◆ **TASK DESCRIPTION**: State the number of lines that hold "Just" in the records below, with no other words.

───── LISTED ENTRIES ─────

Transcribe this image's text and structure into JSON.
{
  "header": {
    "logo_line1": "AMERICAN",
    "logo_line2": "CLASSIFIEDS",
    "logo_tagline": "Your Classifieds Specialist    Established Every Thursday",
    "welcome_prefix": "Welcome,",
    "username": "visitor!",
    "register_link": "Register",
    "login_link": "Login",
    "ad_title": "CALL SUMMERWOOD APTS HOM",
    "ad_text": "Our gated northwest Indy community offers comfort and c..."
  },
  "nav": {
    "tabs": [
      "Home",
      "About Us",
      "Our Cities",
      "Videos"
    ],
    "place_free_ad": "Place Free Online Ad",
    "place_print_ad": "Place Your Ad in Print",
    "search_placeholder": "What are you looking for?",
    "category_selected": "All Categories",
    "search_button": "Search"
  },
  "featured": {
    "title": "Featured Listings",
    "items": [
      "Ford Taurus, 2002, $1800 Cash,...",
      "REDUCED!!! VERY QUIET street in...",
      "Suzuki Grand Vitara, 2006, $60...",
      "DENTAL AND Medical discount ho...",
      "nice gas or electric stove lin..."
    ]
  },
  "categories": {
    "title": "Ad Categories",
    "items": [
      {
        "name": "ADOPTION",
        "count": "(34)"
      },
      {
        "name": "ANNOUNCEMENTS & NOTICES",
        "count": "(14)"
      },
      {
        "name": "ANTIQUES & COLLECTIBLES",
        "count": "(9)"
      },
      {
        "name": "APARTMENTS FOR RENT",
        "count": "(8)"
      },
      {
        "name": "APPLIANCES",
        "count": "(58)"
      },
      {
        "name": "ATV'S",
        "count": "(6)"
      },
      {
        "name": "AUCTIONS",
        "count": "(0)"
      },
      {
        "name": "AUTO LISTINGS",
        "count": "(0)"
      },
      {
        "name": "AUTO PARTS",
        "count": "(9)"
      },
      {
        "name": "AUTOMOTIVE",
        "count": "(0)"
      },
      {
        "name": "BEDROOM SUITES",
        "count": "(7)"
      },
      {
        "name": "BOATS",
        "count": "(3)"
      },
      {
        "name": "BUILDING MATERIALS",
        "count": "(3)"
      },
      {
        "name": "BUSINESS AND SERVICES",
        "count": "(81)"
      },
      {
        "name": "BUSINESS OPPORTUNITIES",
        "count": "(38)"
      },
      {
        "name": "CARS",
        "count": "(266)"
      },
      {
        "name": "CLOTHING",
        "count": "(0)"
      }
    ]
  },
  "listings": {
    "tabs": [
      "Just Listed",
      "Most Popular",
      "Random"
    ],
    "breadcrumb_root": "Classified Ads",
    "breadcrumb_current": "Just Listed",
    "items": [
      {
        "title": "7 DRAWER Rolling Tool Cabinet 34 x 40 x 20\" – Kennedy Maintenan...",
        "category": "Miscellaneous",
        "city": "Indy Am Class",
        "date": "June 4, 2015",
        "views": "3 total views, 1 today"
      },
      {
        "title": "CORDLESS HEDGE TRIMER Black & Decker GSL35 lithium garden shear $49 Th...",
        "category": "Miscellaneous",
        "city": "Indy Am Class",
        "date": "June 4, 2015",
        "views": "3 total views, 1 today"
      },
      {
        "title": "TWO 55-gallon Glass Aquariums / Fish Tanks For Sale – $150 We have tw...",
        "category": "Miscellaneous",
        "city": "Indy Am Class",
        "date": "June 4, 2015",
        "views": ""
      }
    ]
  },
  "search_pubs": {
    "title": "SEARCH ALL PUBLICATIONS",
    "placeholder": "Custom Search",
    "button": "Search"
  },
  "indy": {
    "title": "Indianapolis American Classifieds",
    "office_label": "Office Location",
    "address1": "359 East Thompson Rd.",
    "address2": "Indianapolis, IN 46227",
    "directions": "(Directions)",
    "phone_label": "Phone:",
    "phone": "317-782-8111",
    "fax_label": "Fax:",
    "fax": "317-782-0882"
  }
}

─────

◆ **ANSWER TO THIS TASK**: 2